→ Extracted material:

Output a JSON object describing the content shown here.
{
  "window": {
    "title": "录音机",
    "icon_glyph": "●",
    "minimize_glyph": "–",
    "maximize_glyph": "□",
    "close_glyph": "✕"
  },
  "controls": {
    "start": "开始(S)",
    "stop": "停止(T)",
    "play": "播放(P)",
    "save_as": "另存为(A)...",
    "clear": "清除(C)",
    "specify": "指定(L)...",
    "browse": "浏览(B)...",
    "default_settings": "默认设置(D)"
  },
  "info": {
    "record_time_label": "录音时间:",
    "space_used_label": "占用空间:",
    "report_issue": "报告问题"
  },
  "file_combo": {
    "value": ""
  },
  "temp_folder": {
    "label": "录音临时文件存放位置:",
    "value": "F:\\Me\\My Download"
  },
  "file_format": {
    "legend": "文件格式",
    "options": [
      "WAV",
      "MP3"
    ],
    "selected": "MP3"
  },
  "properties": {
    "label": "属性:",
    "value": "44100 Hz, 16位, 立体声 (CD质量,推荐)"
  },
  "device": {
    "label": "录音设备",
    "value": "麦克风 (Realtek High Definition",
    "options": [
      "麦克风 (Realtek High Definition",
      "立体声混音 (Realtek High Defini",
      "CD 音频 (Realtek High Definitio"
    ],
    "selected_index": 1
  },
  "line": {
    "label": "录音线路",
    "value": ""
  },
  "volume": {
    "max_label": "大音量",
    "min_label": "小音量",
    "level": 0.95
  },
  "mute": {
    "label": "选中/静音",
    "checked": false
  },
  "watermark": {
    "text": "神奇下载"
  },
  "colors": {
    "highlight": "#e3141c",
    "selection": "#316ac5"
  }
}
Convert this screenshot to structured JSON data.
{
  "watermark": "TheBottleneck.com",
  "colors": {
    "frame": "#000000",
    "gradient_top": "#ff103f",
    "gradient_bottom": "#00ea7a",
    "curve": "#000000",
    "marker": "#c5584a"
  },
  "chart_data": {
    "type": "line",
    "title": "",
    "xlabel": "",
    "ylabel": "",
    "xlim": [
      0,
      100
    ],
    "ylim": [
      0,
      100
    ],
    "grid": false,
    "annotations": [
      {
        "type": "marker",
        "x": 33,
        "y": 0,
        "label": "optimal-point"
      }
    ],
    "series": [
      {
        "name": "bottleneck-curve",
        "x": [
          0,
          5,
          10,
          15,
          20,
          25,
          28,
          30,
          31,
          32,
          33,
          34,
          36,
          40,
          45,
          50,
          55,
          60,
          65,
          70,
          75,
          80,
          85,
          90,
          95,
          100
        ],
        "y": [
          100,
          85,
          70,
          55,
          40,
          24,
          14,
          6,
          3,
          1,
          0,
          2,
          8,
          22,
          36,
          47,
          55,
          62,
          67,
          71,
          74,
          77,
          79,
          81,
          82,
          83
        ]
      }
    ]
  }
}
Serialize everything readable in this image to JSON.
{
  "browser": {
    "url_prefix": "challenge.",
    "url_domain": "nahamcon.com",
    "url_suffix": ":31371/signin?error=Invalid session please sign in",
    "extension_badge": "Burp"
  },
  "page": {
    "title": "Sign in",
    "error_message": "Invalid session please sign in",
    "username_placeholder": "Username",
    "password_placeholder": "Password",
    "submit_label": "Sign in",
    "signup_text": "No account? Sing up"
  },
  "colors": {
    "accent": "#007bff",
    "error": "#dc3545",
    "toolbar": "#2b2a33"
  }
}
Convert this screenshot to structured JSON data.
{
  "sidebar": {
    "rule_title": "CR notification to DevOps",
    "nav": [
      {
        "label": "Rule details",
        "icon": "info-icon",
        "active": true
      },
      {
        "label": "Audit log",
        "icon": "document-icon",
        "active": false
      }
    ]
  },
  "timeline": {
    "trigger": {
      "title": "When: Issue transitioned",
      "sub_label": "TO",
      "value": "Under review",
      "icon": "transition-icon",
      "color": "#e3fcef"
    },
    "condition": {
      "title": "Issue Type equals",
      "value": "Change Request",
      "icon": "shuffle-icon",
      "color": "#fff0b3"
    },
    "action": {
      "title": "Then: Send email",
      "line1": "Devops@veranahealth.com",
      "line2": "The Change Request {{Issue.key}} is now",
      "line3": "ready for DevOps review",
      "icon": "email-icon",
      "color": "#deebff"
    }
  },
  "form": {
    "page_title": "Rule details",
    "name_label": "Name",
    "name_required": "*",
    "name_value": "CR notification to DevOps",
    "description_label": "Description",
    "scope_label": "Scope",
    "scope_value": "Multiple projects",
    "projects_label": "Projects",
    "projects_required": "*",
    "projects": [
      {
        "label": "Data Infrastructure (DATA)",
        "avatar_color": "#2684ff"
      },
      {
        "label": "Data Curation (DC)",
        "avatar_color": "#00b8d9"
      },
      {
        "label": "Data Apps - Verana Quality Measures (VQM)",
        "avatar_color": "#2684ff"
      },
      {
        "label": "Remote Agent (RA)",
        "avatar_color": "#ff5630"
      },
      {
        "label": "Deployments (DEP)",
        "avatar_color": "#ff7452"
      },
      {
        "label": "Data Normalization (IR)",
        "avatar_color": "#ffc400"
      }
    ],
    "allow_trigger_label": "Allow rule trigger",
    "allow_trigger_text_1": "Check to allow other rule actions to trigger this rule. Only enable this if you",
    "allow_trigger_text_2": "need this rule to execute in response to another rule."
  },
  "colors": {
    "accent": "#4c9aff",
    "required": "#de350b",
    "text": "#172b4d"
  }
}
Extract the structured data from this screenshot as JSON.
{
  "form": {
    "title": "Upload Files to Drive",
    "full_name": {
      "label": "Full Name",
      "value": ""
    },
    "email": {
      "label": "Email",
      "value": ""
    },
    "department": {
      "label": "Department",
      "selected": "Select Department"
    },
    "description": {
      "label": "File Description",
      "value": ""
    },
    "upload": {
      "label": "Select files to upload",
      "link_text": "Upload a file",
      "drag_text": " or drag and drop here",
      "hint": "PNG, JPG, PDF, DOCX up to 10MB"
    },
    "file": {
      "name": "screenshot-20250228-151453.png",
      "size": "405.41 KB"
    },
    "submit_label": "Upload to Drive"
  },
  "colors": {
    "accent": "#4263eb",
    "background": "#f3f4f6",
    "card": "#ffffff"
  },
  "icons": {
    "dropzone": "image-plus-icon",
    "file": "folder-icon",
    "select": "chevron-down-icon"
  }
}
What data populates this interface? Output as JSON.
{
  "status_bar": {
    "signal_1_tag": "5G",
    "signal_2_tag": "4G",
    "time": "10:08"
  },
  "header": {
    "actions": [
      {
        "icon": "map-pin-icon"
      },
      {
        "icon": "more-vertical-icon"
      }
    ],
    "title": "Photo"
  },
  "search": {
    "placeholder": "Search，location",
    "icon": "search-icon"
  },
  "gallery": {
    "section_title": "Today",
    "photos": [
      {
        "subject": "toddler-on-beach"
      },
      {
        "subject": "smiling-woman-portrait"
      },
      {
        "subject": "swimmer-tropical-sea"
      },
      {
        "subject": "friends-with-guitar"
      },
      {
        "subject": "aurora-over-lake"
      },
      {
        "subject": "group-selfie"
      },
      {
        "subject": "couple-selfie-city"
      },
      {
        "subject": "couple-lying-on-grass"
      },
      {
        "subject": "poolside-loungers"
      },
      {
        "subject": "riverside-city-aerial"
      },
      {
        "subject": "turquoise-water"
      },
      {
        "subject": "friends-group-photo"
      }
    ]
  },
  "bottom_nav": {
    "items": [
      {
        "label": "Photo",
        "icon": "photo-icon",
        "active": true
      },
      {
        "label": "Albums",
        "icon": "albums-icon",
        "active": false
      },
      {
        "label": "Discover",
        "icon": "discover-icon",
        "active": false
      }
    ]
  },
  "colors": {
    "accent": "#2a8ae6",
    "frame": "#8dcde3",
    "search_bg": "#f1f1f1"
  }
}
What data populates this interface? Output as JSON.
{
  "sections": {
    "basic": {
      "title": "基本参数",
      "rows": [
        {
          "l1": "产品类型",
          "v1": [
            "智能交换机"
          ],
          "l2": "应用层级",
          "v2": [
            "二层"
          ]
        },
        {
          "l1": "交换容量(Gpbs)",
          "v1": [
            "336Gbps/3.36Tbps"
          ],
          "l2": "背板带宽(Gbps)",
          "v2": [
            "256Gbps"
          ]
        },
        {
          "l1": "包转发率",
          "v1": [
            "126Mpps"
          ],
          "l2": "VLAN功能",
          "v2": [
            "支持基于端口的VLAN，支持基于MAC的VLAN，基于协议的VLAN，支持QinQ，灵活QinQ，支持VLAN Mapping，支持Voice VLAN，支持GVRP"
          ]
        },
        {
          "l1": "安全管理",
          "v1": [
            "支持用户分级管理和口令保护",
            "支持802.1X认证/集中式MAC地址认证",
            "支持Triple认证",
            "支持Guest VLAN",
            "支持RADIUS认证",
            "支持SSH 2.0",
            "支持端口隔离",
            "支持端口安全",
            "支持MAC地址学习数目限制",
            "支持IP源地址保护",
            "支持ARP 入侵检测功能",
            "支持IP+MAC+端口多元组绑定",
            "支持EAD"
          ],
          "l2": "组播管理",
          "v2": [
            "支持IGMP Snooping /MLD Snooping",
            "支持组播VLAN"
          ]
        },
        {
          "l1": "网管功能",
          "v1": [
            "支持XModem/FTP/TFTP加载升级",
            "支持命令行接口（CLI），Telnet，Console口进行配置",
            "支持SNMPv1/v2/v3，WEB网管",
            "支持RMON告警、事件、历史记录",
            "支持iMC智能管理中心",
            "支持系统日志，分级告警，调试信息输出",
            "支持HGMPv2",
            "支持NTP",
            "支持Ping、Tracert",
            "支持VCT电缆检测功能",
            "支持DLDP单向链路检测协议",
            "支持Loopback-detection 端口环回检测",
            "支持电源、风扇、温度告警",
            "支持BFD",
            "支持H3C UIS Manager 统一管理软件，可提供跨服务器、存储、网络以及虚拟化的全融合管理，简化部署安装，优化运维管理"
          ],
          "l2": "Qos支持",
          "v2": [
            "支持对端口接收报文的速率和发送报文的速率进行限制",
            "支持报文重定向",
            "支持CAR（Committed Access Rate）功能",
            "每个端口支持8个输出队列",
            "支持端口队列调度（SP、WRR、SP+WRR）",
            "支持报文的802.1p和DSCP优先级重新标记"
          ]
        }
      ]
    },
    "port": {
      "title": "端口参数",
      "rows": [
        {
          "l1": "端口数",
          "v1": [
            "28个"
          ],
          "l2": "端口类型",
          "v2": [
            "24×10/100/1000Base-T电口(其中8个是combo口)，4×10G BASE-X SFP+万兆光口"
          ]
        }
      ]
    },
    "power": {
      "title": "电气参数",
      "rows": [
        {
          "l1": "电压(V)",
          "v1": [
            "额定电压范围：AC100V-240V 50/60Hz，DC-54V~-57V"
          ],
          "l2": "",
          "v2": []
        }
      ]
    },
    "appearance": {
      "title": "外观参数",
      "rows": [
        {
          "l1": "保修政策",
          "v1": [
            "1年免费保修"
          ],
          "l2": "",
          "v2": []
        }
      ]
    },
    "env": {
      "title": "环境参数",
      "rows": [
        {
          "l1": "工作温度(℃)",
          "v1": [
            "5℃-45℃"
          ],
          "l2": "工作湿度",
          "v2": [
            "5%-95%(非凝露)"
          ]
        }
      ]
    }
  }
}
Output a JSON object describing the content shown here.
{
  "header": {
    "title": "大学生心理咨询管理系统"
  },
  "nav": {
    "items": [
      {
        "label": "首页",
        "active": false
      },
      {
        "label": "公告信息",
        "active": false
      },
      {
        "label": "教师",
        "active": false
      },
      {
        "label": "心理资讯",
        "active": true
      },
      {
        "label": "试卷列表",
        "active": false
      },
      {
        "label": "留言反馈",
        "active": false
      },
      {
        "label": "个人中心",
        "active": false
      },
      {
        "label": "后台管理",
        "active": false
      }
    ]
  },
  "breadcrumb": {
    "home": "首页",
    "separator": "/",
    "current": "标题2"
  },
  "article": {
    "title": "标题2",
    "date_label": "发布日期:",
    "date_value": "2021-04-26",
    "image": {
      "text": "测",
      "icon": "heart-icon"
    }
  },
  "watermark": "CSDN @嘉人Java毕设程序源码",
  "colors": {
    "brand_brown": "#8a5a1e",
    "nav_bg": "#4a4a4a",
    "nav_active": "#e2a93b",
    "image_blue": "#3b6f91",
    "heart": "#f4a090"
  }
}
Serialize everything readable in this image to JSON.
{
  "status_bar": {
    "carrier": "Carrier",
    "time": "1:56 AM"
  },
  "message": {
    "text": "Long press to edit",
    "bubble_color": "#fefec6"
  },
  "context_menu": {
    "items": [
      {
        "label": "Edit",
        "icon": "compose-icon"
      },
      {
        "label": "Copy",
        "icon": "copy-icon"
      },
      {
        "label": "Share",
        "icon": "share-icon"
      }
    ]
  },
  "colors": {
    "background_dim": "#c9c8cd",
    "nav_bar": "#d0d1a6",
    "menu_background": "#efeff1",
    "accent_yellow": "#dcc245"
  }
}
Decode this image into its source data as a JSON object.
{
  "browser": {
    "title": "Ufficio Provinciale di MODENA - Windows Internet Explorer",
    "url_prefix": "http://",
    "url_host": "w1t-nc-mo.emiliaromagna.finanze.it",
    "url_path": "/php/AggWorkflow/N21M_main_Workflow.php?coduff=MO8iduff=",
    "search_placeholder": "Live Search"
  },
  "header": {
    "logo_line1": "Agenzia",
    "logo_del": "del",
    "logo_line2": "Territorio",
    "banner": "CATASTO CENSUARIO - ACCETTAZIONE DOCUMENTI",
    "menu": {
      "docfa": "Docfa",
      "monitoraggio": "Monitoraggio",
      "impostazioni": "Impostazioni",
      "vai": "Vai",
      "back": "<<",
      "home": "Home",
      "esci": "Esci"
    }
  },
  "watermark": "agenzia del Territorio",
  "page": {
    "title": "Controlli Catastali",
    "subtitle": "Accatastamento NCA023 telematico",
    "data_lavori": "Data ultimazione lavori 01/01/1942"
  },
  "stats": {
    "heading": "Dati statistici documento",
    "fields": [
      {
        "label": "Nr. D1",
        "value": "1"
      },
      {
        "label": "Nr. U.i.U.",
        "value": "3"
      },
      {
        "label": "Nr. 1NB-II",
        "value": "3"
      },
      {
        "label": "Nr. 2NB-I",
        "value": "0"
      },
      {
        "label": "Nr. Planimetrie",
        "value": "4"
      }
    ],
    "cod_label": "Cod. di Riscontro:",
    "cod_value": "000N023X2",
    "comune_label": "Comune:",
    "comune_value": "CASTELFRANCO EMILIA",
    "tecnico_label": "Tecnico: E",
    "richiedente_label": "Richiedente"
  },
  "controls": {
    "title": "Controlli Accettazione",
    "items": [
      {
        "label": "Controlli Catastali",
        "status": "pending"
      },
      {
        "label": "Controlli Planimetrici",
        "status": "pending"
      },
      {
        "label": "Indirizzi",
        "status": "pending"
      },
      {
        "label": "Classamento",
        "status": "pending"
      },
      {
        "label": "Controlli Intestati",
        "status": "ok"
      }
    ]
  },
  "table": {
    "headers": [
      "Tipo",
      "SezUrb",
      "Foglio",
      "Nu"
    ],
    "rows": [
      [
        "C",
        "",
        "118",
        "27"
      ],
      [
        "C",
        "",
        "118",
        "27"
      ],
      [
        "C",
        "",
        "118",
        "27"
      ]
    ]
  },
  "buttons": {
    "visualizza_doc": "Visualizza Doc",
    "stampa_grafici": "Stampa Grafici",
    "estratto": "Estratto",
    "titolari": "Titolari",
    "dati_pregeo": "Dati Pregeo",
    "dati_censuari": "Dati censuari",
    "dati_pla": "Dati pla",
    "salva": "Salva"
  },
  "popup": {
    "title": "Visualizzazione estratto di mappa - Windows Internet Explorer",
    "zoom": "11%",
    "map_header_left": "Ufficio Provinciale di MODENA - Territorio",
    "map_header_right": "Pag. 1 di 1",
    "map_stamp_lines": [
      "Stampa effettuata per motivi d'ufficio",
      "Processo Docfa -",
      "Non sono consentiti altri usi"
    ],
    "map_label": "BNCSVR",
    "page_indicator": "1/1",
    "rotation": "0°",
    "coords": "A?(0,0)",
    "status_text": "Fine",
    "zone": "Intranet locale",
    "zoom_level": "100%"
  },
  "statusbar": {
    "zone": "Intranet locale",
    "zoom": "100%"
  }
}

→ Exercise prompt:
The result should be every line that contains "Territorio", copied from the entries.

→ Your response:
    "logo_line2": "Territorio",
  "watermark": "agenzia del Territorio",
    "map_header_left": "Ufficio Provinciale di MODENA - Territorio",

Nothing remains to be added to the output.